Your objective: Using the entries that follow, collect the lines where the word "title" appears.

App and web page records:
────
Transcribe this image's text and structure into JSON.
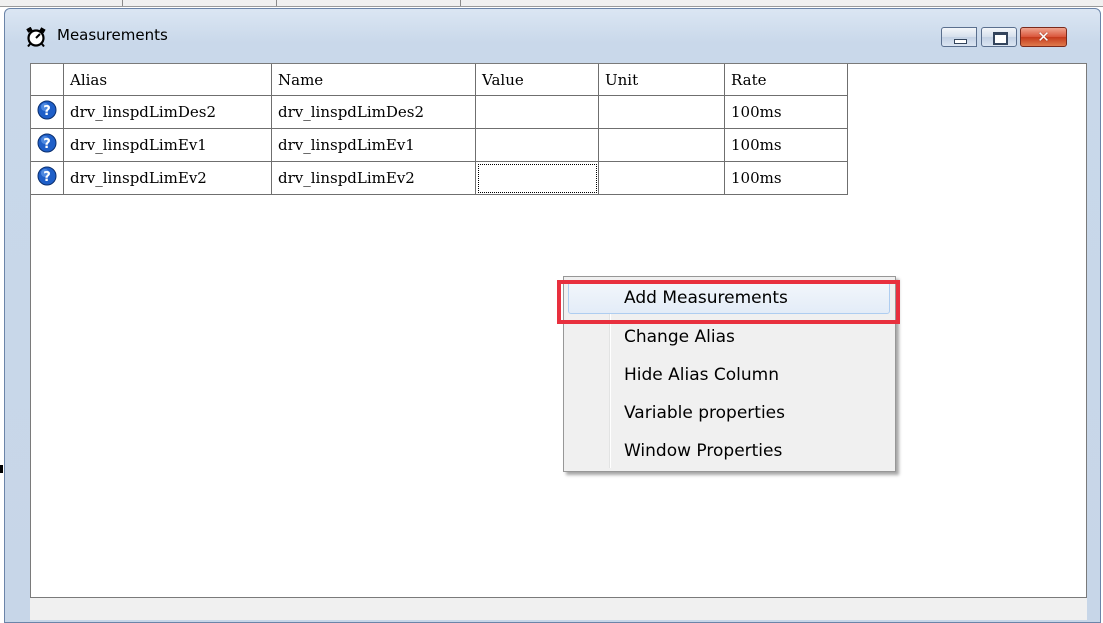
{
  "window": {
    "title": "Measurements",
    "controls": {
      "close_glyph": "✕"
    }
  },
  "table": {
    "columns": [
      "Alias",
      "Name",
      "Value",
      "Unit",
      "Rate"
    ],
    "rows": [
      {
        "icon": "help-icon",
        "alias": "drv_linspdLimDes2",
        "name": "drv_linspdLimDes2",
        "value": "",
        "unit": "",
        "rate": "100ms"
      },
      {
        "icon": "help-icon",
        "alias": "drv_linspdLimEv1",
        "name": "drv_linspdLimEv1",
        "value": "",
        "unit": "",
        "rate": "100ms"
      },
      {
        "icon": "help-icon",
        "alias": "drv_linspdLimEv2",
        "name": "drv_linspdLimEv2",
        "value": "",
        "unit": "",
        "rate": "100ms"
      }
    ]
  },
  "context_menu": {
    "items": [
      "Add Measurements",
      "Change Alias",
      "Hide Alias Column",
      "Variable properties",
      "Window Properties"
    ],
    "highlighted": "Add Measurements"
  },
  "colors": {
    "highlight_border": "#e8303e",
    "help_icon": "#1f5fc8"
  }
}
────
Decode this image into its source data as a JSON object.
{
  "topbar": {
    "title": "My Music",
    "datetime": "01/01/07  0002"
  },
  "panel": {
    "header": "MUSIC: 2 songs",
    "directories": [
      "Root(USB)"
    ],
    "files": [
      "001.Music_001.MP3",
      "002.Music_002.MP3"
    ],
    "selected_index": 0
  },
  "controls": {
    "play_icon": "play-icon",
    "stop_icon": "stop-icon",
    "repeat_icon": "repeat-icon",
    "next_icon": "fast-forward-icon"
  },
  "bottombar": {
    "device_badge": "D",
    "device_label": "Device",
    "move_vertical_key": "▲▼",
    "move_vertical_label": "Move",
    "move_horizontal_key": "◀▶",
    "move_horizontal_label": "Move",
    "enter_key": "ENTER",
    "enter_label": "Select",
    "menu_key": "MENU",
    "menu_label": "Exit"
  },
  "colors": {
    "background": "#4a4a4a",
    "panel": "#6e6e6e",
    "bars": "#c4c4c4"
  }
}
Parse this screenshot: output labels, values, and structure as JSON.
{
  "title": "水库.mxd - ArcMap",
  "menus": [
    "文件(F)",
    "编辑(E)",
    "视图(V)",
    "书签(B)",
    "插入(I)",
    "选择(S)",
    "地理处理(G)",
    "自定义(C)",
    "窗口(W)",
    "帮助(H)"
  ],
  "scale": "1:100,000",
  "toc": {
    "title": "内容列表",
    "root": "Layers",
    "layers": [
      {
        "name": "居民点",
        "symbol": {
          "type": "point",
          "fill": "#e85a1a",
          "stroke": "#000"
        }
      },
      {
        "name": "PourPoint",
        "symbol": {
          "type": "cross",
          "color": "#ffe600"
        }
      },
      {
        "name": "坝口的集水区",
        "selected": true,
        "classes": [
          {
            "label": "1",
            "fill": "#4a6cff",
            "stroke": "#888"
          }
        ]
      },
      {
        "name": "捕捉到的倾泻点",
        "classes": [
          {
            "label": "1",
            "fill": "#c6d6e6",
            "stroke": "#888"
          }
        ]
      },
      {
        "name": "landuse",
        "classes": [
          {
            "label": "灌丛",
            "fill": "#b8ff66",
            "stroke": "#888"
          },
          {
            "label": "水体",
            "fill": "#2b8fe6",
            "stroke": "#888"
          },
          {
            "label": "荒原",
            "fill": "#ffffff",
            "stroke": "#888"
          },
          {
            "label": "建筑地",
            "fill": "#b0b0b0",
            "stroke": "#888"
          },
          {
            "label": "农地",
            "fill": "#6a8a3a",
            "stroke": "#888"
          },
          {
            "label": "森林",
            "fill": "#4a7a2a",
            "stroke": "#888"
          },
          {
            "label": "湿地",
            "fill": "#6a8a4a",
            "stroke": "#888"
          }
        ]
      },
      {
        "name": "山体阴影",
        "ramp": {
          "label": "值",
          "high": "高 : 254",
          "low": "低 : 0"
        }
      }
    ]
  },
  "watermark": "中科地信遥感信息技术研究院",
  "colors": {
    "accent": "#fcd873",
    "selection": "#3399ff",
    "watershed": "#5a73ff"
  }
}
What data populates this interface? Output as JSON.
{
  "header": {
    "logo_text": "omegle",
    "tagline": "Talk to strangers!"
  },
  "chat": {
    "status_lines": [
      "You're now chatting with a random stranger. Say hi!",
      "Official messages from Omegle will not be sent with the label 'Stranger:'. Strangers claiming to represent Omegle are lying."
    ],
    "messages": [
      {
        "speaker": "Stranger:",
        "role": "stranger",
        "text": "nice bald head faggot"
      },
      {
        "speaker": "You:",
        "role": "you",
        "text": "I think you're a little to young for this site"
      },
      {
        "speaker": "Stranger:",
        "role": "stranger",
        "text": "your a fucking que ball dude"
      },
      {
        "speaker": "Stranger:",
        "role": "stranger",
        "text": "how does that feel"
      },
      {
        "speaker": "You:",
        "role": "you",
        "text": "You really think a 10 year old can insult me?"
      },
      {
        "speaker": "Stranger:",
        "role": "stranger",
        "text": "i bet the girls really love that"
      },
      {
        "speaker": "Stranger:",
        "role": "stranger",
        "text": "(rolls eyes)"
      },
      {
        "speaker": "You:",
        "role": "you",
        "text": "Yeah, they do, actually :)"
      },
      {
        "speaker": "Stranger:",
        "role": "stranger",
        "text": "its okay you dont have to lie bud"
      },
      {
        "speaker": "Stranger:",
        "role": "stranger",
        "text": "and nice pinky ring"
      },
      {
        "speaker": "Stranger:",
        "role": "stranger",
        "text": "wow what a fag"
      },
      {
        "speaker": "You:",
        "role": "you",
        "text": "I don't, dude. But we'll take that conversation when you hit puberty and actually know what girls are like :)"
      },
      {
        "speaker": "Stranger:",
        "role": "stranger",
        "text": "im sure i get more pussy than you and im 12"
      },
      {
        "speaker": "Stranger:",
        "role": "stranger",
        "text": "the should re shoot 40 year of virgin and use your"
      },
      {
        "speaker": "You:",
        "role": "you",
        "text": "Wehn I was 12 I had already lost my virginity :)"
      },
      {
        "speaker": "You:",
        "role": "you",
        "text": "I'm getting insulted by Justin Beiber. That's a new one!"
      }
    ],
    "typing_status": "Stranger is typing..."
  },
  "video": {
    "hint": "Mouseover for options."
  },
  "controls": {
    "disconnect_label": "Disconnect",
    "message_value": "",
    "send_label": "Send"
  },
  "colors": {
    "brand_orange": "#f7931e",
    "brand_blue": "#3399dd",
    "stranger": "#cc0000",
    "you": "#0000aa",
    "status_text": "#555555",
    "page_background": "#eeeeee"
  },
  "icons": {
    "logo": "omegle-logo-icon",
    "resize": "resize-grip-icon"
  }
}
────
Result of this task:
    "title": "Measurements",
    "title": "My Music",
  "title": "水库.mxd - ArcMap",
    "title": "内容列表",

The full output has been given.